**What you are asked to do:** Give the listing again exactly as written.

**Material to process:**
....................

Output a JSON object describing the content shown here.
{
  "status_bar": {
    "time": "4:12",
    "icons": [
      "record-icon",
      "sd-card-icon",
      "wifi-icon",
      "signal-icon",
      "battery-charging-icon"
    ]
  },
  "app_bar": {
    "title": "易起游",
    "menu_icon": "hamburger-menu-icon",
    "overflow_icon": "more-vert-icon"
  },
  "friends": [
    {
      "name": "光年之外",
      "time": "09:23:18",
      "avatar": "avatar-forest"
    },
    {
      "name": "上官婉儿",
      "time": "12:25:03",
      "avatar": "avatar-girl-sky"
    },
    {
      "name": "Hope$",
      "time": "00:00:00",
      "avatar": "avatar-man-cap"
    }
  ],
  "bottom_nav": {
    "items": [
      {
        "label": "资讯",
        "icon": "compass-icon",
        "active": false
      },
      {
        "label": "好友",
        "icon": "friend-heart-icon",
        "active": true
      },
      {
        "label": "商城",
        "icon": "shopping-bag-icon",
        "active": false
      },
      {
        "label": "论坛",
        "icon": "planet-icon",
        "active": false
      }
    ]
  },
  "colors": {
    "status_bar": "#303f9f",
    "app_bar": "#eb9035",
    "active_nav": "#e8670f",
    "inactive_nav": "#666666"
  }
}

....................

**Result of this task:**
Output a JSON object describing the content shown here.
{
  "status_bar": {
    "time": "4:12",
    "icons": [
      "record-icon",
      "sd-card-icon",
      "wifi-icon",
      "signal-icon",
      "battery-charging-icon"
    ]
  },
  "app_bar": {
    "title": "易起游",
    "menu_icon": "hamburger-menu-icon",
    "overflow_icon": "more-vert-icon"
  },
  "friends": [
    {
      "name": "光年之外",
      "time": "09:23:18",
      "avatar": "avatar-forest"
    },
    {
      "name": "上官婉儿",
      "time": "12:25:03",
      "avatar": "avatar-girl-sky"
    },
    {
      "name": "Hope$",
      "time": "00:00:00",
      "avatar": "avatar-man-cap"
    }
  ],
  "bottom_nav": {
    "items": [
      {
        "label": "资讯",
        "icon": "compass-icon",
        "active": false
      },
      {
        "label": "好友",
        "icon": "friend-heart-icon",
        "active": true
      },
      {
        "label": "商城",
        "icon": "shopping-bag-icon",
        "active": false
      },
      {
        "label": "论坛",
        "icon": "planet-icon",
        "active": false
      }
    ]
  },
  "colors": {
    "status_bar": "#303f9f",
    "app_bar": "#eb9035",
    "active_nav": "#e8670f",
    "inactive_nav": "#666666"
  }
}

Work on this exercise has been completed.